Learn more about faculty, students, and alumni in the annual Art History Newsletter.
Students must select one of four tracks offered, each of which has the following coursework and language requirements.
- General (allows students to cover diverse historical areas of art history)
- Ancient (Western and non-Western)
- Medieval to Early Modern
- ARH 395 — Art Historical Methods (3 credit hours)
- Art History graduate seminars (12)
- Art History elective (3)
- Approved courses outside department (6)
- ARH 698A — Thesis Research (3)
- ARH 698B — Thesis Writing (3)
Total: 30 hours
Students in the MA program are required to have reading/translation competency in at least one contemporary language in addition to English prior to the beginning of the third long semester in residence. (Language competency is not a requirement of the application process.) The additional language will be relevant to the areas of study and will allow the student to read and understand the scholarship of his/her field. The choice of language is flexible, but must be decided in consultation with one’s thesis advisor or the graduate advisor.
In the Thesis Colloquium, usually held during the third long semester of residence and after the completion of at least 18 hours of coursework, the student presents a topic for faculty approval.
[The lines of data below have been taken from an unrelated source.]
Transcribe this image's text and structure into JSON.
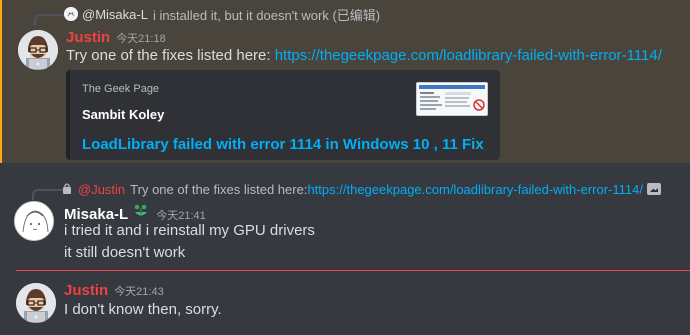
{
  "messages": [
    {
      "reply": {
        "name": "@Misaka-L",
        "text": "i installed it, but it doesn't work (已编辑)"
      },
      "author": "Justin",
      "timestamp": "今天21:18",
      "content_prefix": "Try one of the fixes listed here: ",
      "content_link": "https://thegeekpage.com/loadlibrary-failed-with-error-1114/",
      "embed": {
        "provider": "The Geek Page",
        "author": "Sambit Koley",
        "title": "LoadLibrary failed with error 1114 in Windows 10 , 11 Fix"
      }
    },
    {
      "reply": {
        "name": "@Justin",
        "text_prefix": "Try one of the fixes listed here: ",
        "text_link": "https://thegeekpage.com/loadlibrary-failed-with-error-1114/"
      },
      "author": "Misaka-L",
      "timestamp": "今天21:41",
      "lines": [
        "i tried it and i reinstall my GPU drivers",
        "it still doesn't work"
      ]
    },
    {
      "author": "Justin",
      "timestamp": "今天21:43",
      "content": "I don't know then, sorry."
    }
  ],
  "colors": {
    "background": "#36393f",
    "highlight": "#49443c",
    "highlight_bar": "#faa81a",
    "link": "#00aff4",
    "justin": "#ed4245",
    "new_divider": "#ed4245"
  }
}
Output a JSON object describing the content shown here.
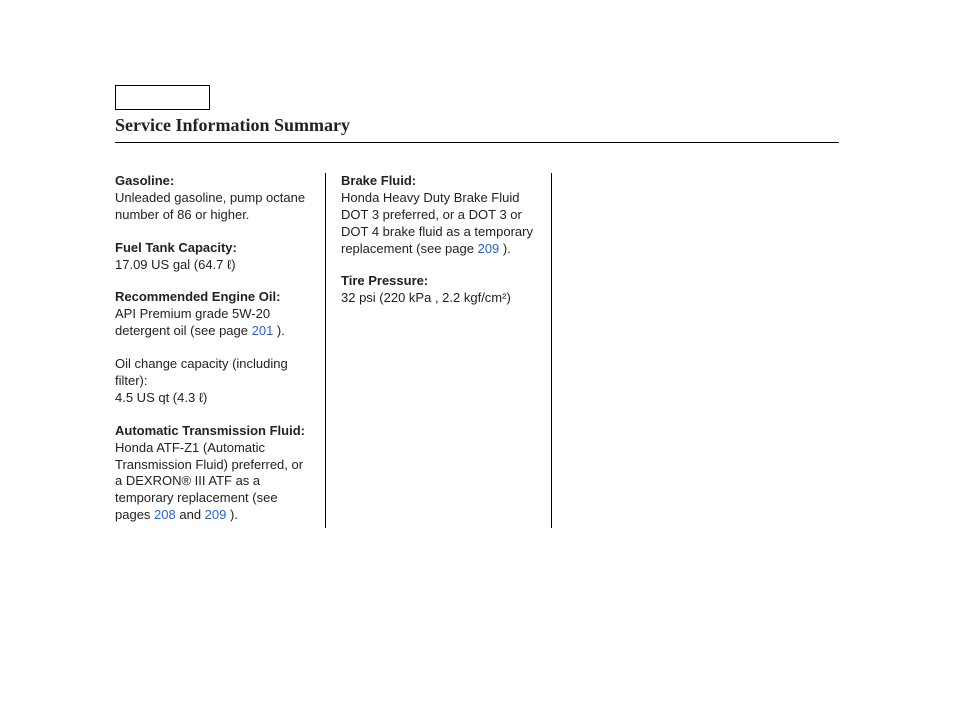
{
  "header": {
    "title": "Service Information Summary"
  },
  "col1": {
    "gasoline": {
      "label": "Gasoline:",
      "text": "Unleaded gasoline, pump octane number of 86 or higher."
    },
    "fuel_tank": {
      "label": "Fuel Tank Capacity:",
      "text": "17.09 US gal (64.7 ℓ)"
    },
    "engine_oil": {
      "label": "Recommended Engine Oil:",
      "text_before": "API Premium grade 5W-20 detergent oil (see page ",
      "link": "201",
      "text_after": " )."
    },
    "oil_change": {
      "text": "Oil change capacity (including filter):",
      "value": "4.5 US qt (4.3 ℓ)"
    },
    "atf": {
      "label": "Automatic Transmission Fluid:",
      "text_before": "Honda ATF-Z1 (Automatic Transmission Fluid) preferred, or a DEXRON® III ATF as a temporary replacement (see pages ",
      "link1": "208",
      "mid": " and ",
      "link2": "209",
      "text_after": " )."
    }
  },
  "col2": {
    "brake": {
      "label": "Brake Fluid:",
      "text_before": "Honda Heavy Duty Brake Fluid DOT 3 preferred, or a DOT 3 or DOT 4 brake fluid as a temporary replacement (see page ",
      "link": "209",
      "text_after": " )."
    },
    "tire": {
      "label": "Tire Pressure:",
      "text": "32 psi (220 kPa , 2.2 kgf/cm²)"
    }
  }
}
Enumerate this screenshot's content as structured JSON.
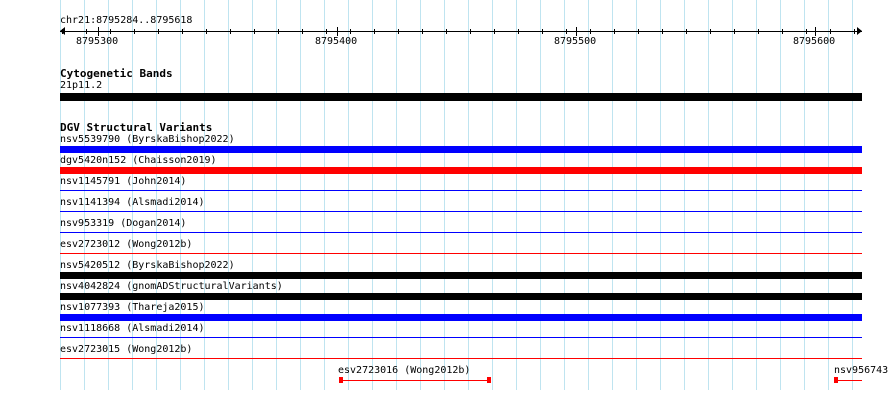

The colloquium begins with an informal presentation of no more than five minutes. Discussion of the student’s topic with the faculty follows, after which the faculty presents the student with recommendations. The colloquium is intended to be an informal conversation with the faculty concerning the topic, its feasibility, and potential pitfalls that might affect the student’s ability to complete the research project successfully. This discussion will provide the student with ideas and suggestions that will help him or her in developing the thesis. The semester following the approved colloquium presentation students enroll in Thesis Writing (ARH 698B).
Students may also wish to apply to one of the university’s graduate portfolio programs, an opportunity to obtain credentials in a cross-disciplinary academic area of inquiry while completing the requirements for a master’s or doctoral degree in a particular discipline.
File the FAFSA ASAP!
Graduate students from the U.S. (citizens and permanent residents) are automatically eligible for Federal Plus loans as independent students and must file the Free Application for Federal Student Aid (FAFSA). However, you should complete the FAFSA even if you don’t intend to take out student loans because doing so may qualify you for need-based funding such as grants and scholarships. Applicants must file the FAFSA by the March 15 priority deadline to be considered for need-based funding.
Applicants should complete the FAFSA as soon as you have submitted your admission application and have filed your federal tax return. You are strongly urged not to wait for notification of admission before filing the FAFSA.
Tuition and Fees
Current tuition and fees for Texas residents and out-of-state and international non-residents may be figured using the Graduate Tuition Calculator. Students in the MA in Art History program typically take 9 credit-hours per semester.
A limited number of Tuition Waivers are offered to out-of-state and international students that forgive the non-resident portion of tuition.
Funding resources at the MA level are limited and awarded on a case-by-case basis.
Each semester, MA students may apply for positions as a Grader for a large introductory/survey or upper-division class. Once assigned to grade for a course, the Grader must attend all lectures and grade all exams and assignments for the course. The number of Grader positions varies each year, and the salary is based on the number of students in the class.
A limited number of Graduate Research Assistant positions are available each semester to both MA and PhD students.
Information about other sources of funding is available from the Graduate School.